"I feel like I'm being punished for something I had no control over," said Wade. "The last day of tryouts, I get crushed, saying, you can't play until October 4th, which is more than half my season."
MHSAA rules require transferees to wait at least 90 days to become eligible to play. Since the gender equity lawsuit filed against the high school athletic association was upheld, the volleyball season was moved-- from the winter season to fall.
"Who would've thought that after being in litigation for years that it would finally be settled this year," said Kelli Casey, Alexa's mother. "It was something that we did not know."
Under the new rules, girls golf moves from spring to fall, girls basketball moves from fall to winter and girls tennis from fall to spring. Athletes like Alexa were forced to choose between golf and volleyball.
Scheduling conflicts have also risen.
"We're just beginning to learn where the conflicts are, and what the shakeout of this will all be," said John Johnson, Communications Director of the MHSAA.
Kelli and her daughter even had their athletic director petition against the decision, given the circumstances. Still they were denied.
"The eligibility rules and transfer rules were put in years ago, to prevent school hopping and sports shopping, and abusing the system of educational athletics," said Johnson.
Alexa says education is the reason she transferred, looking for tougher classes.

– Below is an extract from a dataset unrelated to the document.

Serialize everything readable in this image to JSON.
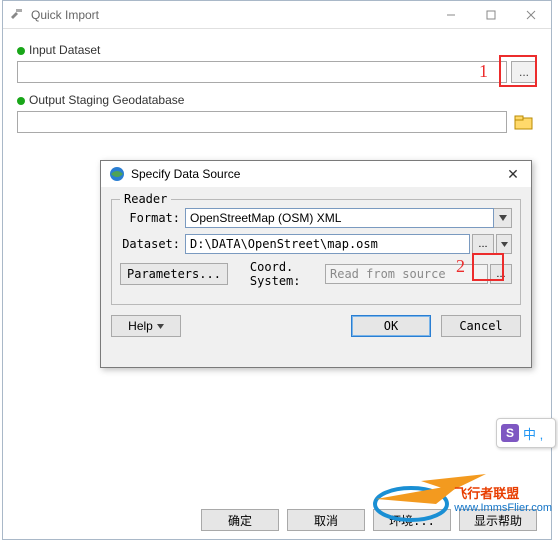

In the meantime, she'll have more time to focus on her studies-- and not volleyball.